This collection uses primary sources to explore the impact of television on news media. Digital Public Library of America Primary Source Sets are designed to help students develop their critical thinking skills and draw diverse material from libraries, archives, and museums across the United States. Each set includes an overview, ten to fifteen primary sources, links to related resources, and a teaching guide. These sets were created and reviewed by the teachers on the DPLA's Education Advisory Committee.
Provides a framework for understanding the impact of media on society and the individual. The history, organization, economics, theories, and social significance of communication media are surveyed. Special emphasis will be given toward the evolving media environment, how to evaluate media messages, and how to become a better consumer of the media.
Comparative politics is the systematic study and comparison of the world's political systems. The course begins by discussing the factors and categories of analysis that political scientists and important international institutions like the World Bank, NATO, and the United Nations use regularly; it ends by comparing and contrasting governments from five different regions of the world: the Americas, Europe, Africa, Asia, and the Middle East. Upon successful completion of this course, students will be able to: Define the chief characteristics of a nation state; Identify and explain various comparative methodologies used to compare various political systems; Distinguish between unitary, federal, and confederal governmental models; Compare and contrast political cultures in selected countries; Compare and contrast political socialization in selected countries; Describe and explain patterns of representation and participation in selected countries; Compare and contrast the roles and functions of political parties in selected countries; Compare and contrast the role of interest groups in selected countries; Identify and explain governance and policy-making in selected countries; Compare and contrast the role of the executive in selected countries; Compare and contrast the role of the judicial branch in selected countries; Compare and contrast the role of the bureaucracy and the policy process in selected countries; Describe and explain the political economy and development in selected countries; Identify and explain political challenges and changing agendas in selected countries. (Political Science 221)

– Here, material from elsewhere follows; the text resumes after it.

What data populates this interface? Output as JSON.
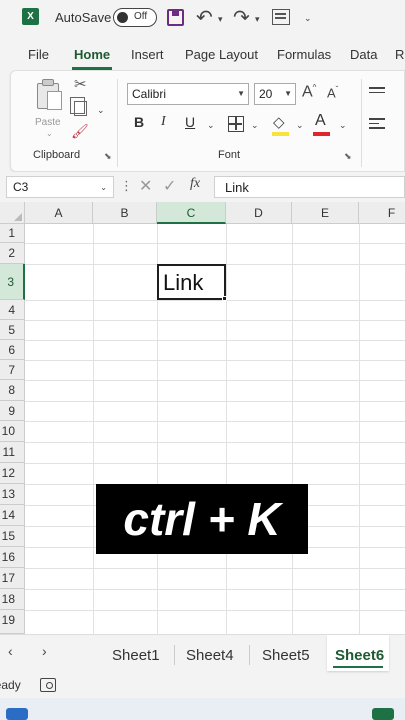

Offers an overview of the social, cultural, political, and economic impact of mediated communication on modern culture. Combines critical discussions with hands-on "experiments" working with different media. Media covered include radio, television, film, the printed word, and digital technologies. Topics include the nature and function of media, core media institutions, and media in transition.
Introduction to Sociology 2e adheres to the scope and sequence of a typical, one-semester introductory sociology course. It offers comprehensive coverage of core concepts, foundational scholars, and emerging theories, which are supported by a wealth of engaging learning materials. The textbook presents detailed section reviews with rich questions, discussions that help students apply their knowledge, and features that draw learners into the discipline in meaningful ways. The second edition retains the book’s conceptual organization, aligning to most courses, and has been significantly updated to reflect the latest research and provide examples most relevant to today’s students. In order to help instructors transition to the revised version, the 2e changes are described within the preface.
Describe the evolution and current role of different media, like newspapers, television, and new mediaUnderstand the function of product advertising in mediaDemonstrate awareness of the social homogenization and social fragmentation that occur via modern society’s use of technology and media